_DATA EXTRACT_
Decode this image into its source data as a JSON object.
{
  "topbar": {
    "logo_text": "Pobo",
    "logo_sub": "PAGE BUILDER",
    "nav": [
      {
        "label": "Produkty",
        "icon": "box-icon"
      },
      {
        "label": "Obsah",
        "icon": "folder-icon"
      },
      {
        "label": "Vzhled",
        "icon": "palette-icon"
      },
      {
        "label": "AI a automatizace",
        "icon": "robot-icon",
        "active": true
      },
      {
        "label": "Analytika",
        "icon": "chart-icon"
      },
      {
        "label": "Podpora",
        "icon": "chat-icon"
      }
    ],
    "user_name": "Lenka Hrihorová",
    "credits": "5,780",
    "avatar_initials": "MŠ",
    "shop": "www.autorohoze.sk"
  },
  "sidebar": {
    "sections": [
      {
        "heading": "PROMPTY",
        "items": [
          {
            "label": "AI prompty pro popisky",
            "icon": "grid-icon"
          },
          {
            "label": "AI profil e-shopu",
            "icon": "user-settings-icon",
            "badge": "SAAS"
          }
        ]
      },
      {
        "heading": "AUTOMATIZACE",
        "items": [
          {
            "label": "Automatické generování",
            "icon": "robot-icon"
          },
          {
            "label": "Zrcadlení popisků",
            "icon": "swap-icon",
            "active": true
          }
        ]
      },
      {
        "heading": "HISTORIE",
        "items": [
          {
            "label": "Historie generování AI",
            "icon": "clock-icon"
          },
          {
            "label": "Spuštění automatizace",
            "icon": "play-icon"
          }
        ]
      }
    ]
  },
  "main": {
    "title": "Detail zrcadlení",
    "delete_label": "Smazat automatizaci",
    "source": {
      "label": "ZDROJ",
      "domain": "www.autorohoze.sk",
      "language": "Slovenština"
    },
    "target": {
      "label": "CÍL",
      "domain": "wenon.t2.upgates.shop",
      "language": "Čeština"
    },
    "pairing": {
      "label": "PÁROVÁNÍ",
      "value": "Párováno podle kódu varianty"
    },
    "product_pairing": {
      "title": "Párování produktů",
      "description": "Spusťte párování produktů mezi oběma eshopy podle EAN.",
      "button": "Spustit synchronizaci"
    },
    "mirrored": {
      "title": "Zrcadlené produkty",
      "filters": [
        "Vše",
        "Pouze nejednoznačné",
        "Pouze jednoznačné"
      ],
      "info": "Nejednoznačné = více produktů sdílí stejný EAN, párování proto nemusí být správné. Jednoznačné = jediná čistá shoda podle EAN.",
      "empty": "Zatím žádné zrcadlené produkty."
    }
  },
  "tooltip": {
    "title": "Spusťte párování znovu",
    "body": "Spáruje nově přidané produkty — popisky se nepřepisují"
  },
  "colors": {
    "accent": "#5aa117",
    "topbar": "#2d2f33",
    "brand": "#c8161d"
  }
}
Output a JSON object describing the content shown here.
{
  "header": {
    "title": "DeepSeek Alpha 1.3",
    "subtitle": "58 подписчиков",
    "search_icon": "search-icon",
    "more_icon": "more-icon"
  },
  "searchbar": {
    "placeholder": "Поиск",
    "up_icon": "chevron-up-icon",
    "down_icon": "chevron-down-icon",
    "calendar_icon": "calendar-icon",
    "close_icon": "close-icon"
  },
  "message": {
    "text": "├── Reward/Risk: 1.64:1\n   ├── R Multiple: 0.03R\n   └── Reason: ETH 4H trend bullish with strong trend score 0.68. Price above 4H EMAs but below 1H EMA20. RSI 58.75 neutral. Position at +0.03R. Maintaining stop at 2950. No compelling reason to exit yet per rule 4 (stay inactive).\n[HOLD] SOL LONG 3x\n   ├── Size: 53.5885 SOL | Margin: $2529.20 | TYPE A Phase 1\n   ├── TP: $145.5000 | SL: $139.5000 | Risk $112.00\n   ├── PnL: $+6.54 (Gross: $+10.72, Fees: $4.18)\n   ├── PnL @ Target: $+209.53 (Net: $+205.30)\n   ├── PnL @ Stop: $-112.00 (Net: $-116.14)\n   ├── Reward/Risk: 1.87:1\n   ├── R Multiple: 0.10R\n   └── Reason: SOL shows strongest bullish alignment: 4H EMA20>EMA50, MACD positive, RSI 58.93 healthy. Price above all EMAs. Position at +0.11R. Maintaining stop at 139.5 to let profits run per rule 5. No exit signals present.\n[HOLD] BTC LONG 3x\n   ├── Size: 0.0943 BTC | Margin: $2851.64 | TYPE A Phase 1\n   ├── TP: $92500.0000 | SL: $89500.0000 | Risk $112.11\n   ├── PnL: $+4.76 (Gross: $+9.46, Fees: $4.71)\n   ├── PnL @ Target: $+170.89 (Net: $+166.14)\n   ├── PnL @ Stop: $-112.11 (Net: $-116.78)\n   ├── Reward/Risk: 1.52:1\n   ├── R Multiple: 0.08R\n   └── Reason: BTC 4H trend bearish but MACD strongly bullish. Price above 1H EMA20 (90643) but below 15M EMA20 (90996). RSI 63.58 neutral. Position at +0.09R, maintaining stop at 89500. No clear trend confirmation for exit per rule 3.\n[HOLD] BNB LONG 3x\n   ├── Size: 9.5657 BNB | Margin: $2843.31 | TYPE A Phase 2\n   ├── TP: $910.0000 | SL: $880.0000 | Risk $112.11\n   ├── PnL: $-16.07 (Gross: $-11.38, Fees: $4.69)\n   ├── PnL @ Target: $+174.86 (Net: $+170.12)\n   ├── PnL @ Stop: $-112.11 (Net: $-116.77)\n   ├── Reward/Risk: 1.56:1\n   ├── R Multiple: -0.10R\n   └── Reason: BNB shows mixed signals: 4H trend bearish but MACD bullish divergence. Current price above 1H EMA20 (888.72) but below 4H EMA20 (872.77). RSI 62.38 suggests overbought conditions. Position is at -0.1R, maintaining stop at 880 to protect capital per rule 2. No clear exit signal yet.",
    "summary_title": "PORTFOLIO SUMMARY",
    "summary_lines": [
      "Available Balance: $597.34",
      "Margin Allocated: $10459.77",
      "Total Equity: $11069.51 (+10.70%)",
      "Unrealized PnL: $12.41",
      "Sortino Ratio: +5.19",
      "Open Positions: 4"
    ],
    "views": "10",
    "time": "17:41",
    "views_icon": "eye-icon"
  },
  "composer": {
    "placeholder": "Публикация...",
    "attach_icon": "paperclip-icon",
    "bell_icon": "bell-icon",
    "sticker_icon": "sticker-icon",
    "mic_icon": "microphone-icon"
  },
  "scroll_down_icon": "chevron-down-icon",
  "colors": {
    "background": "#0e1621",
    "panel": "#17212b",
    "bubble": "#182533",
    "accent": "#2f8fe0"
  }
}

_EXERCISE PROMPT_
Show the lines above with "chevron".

_OUTPUT BELOW_
    "up_icon": "chevron-up-icon",
    "down_icon": "chevron-down-icon",
  "scroll_down_icon": "chevron-down-icon",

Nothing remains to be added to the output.